The required output is the complete data, repeated without alteration.

▸ Records for this task
# # # # # # #

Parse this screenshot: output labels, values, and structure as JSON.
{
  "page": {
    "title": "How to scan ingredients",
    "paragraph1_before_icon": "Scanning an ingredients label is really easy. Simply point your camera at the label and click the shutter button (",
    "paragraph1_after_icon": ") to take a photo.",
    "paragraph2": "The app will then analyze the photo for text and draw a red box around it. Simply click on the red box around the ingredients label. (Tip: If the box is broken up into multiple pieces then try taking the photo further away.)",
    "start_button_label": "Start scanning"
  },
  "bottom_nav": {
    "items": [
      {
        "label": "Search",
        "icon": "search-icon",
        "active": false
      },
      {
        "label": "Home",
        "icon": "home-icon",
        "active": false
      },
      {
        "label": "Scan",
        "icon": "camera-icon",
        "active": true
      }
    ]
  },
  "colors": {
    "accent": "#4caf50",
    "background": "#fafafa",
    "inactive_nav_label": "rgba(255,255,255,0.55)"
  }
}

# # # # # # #

▸ Answer below
Parse this screenshot: output labels, values, and structure as JSON.
{
  "page": {
    "title": "How to scan ingredients",
    "paragraph1_before_icon": "Scanning an ingredients label is really easy. Simply point your camera at the label and click the shutter button (",
    "paragraph1_after_icon": ") to take a photo.",
    "paragraph2": "The app will then analyze the photo for text and draw a red box around it. Simply click on the red box around the ingredients label. (Tip: If the box is broken up into multiple pieces then try taking the photo further away.)",
    "start_button_label": "Start scanning"
  },
  "bottom_nav": {
    "items": [
      {
        "label": "Search",
        "icon": "search-icon",
        "active": false
      },
      {
        "label": "Home",
        "icon": "home-icon",
        "active": false
      },
      {
        "label": "Scan",
        "icon": "camera-icon",
        "active": true
      }
    ]
  },
  "colors": {
    "accent": "#4caf50",
    "background": "#fafafa",
    "inactive_nav_label": "rgba(255,255,255,0.55)"
  }
}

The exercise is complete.